An individual who worked for the United States Army Force Protection Division at Fort Lewis in Washington violated a Defense Department directive by attending public demonstrations. It also appears he violated Posse Comitatus, according to his own deposition in a lawsuit challenging alleged domestic military spying.
The lawsuit [PDF] is known as Panagacos v. Towery. It accuses the US military of directing John Jacob Towery to infiltrate a group called the Port Militarization Resistance (PMR) in Olympia and Tacoma, Washington. It also accuses the cities of Olympia and Tacoma of coordinating with the military to violate the First and Fourth Amendment rights of activists.
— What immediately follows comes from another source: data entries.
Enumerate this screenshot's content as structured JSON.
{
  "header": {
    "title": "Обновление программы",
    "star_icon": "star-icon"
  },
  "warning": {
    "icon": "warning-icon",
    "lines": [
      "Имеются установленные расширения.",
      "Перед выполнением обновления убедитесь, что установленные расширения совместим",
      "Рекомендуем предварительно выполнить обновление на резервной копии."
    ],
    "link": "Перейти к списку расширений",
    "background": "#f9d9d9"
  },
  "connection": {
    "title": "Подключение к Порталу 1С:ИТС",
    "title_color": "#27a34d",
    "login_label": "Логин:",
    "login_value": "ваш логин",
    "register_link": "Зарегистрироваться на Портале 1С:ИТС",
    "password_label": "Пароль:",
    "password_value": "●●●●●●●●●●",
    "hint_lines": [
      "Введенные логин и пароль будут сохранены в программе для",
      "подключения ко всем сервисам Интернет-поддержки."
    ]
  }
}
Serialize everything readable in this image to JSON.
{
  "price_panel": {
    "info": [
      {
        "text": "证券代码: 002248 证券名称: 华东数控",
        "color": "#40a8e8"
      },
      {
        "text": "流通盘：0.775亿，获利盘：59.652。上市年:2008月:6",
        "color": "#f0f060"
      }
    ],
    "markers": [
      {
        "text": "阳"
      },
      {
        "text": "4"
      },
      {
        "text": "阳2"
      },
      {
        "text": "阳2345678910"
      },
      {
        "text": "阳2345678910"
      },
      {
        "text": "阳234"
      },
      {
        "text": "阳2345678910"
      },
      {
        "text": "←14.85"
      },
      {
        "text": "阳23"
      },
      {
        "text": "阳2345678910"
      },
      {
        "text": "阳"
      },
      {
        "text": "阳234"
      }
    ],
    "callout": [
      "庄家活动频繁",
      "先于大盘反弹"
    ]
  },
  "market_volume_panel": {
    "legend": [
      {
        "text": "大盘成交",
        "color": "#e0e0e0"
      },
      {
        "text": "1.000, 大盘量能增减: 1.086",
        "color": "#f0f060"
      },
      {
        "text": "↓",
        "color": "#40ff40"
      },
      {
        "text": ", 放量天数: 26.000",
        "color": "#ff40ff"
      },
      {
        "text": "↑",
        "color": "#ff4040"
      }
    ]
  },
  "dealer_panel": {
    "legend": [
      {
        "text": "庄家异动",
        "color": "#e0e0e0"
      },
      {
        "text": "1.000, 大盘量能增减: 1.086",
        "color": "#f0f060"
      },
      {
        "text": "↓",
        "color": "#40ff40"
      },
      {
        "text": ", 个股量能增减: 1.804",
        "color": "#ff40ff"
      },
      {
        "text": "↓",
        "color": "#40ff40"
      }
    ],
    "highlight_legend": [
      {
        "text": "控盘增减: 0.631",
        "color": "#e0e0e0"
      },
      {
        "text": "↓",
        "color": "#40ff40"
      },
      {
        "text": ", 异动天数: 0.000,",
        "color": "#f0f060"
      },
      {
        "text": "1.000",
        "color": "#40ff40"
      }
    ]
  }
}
According to Larry Hildes, who is one of the National Lawyers Guild attorneys representing activists targeted by the military, PMR organized demonstrations from 2006 to 2009 against the “use of civilian ports in Puget Sound for Stryker vehicles and other military cargo being shipped over to Iraq and then shipped to Pakistan or Afghanistan.”
The Defense Department must follow the Posse Comitatus Act, which prohibits the military from being involved in civilian affairs. The Congressional Research Service further explains that it “outlaws the willful use of any part of the Army or Air Force to execute the law unless expressly authorized by the Constitution or an act of Congress.”
In addition, the Defense Department has its own directive—”5200″—which states, “No DOD personnel will be assigned to attend public or private meetings, demonstrations or other similar activities for the purpose of acquiring information, without specific approval by the Secretary of Defense or his designee.”
Towery, during a deposition on March 28, was asked by Hildes if he had permission from the Secretary of Defense to attend public demonstrations. He answered, “I did not.”
Thomas Rudd, head of Force Protection, arranged for Towery to be paid overtime or “comp time” by the Army to attend demonstrations. He attended protests at the Port of Tacoma. He also attended protests at the Port of Aberdeen and the Port of Grays Harbor, but he could not recall whether these were demonstrations the Army paid him money to attend.
Towery was paid overtime or “comp time” to attend meetings leading up to a protest at the Port of Olympia in 2007.